**The task:** Every entry needs to be given again exactly as it reads.

[Interface dataset entries]
------------------------------------------------------------

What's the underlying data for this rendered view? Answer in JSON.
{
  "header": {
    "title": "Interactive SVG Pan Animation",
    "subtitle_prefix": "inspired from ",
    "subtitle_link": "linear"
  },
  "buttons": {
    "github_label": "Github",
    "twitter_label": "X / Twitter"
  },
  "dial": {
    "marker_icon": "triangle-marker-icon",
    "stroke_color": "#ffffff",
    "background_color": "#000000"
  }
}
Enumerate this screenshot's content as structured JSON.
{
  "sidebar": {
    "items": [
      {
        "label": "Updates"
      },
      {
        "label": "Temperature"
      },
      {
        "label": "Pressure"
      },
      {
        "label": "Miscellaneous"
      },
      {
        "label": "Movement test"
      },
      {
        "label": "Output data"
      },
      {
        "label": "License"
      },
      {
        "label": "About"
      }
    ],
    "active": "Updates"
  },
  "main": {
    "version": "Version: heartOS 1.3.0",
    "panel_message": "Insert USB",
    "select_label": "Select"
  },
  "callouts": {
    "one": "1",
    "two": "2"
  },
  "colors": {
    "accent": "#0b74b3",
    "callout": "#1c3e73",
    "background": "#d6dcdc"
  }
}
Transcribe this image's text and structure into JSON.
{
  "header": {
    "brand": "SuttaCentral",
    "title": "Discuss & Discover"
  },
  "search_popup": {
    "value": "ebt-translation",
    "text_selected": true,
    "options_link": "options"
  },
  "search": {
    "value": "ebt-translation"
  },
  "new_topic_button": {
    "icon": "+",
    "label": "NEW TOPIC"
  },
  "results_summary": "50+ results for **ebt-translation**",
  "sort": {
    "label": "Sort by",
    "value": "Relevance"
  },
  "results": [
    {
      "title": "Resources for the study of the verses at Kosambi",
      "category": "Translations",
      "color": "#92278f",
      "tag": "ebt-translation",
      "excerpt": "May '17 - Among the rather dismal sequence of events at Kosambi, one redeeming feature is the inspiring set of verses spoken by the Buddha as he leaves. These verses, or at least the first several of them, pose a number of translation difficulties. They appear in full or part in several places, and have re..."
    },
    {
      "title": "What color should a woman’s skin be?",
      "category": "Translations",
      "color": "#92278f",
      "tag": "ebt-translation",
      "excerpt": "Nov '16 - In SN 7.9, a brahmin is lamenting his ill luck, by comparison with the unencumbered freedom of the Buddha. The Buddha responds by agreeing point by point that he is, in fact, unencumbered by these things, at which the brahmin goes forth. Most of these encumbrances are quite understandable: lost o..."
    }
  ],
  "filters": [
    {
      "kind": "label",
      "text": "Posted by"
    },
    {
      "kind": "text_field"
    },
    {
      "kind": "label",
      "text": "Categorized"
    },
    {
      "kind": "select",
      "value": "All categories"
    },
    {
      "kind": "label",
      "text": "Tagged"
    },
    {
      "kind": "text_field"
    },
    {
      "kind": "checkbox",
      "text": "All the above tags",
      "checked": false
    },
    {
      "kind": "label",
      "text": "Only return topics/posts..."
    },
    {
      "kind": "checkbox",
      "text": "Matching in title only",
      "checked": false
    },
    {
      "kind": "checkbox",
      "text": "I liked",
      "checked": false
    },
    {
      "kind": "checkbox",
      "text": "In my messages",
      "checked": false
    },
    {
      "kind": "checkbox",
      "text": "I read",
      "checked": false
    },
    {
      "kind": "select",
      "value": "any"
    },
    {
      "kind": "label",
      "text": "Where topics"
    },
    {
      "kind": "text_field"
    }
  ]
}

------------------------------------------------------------

**Result below:**
What's the underlying data for this rendered view? Answer in JSON.
{
  "header": {
    "title": "Interactive SVG Pan Animation",
    "subtitle_prefix": "inspired from ",
    "subtitle_link": "linear"
  },
  "buttons": {
    "github_label": "Github",
    "twitter_label": "X / Twitter"
  },
  "dial": {
    "marker_icon": "triangle-marker-icon",
    "stroke_color": "#ffffff",
    "background_color": "#000000"
  }
}
Enumerate this screenshot's content as structured JSON.
{
  "sidebar": {
    "items": [
      {
        "label": "Updates"
      },
      {
        "label": "Temperature"
      },
      {
        "label": "Pressure"
      },
      {
        "label": "Miscellaneous"
      },
      {
        "label": "Movement test"
      },
      {
        "label": "Output data"
      },
      {
        "label": "License"
      },
      {
        "label": "About"
      }
    ],
    "active": "Updates"
  },
  "main": {
    "version": "Version: heartOS 1.3.0",
    "panel_message": "Insert USB",
    "select_label": "Select"
  },
  "callouts": {
    "one": "1",
    "two": "2"
  },
  "colors": {
    "accent": "#0b74b3",
    "callout": "#1c3e73",
    "background": "#d6dcdc"
  }
}
Transcribe this image's text and structure into JSON.
{
  "header": {
    "brand": "SuttaCentral",
    "title": "Discuss & Discover"
  },
  "search_popup": {
    "value": "ebt-translation",
    "text_selected": true,
    "options_link": "options"
  },
  "search": {
    "value": "ebt-translation"
  },
  "new_topic_button": {
    "icon": "+",
    "label": "NEW TOPIC"
  },
  "results_summary": "50+ results for **ebt-translation**",
  "sort": {
    "label": "Sort by",
    "value": "Relevance"
  },
  "results": [
    {
      "title": "Resources for the study of the verses at Kosambi",
      "category": "Translations",
      "color": "#92278f",
      "tag": "ebt-translation",
      "excerpt": "May '17 - Among the rather dismal sequence of events at Kosambi, one redeeming feature is the inspiring set of verses spoken by the Buddha as he leaves. These verses, or at least the first several of them, pose a number of translation difficulties. They appear in full or part in several places, and have re..."
    },
    {
      "title": "What color should a woman’s skin be?",
      "category": "Translations",
      "color": "#92278f",
      "tag": "ebt-translation",
      "excerpt": "Nov '16 - In SN 7.9, a brahmin is lamenting his ill luck, by comparison with the unencumbered freedom of the Buddha. The Buddha responds by agreeing point by point that he is, in fact, unencumbered by these things, at which the brahmin goes forth. Most of these encumbrances are quite understandable: lost o..."
    }
  ],
  "filters": [
    {
      "kind": "label",
      "text": "Posted by"
    },
    {
      "kind": "text_field"
    },
    {
      "kind": "label",
      "text": "Categorized"
    },
    {
      "kind": "select",
      "value": "All categories"
    },
    {
      "kind": "label",
      "text": "Tagged"
    },
    {
      "kind": "text_field"
    },
    {
      "kind": "checkbox",
      "text": "All the above tags",
      "checked": false
    },
    {
      "kind": "label",
      "text": "Only return topics/posts..."
    },
    {
      "kind": "checkbox",
      "text": "Matching in title only",
      "checked": false
    },
    {
      "kind": "checkbox",
      "text": "I liked",
      "checked": false
    },
    {
      "kind": "checkbox",
      "text": "In my messages",
      "checked": false
    },
    {
      "kind": "checkbox",
      "text": "I read",
      "checked": false
    },
    {
      "kind": "select",
      "value": "any"
    },
    {
      "kind": "label",
      "text": "Where topics"
    },
    {
      "kind": "text_field"
    }
  ]
}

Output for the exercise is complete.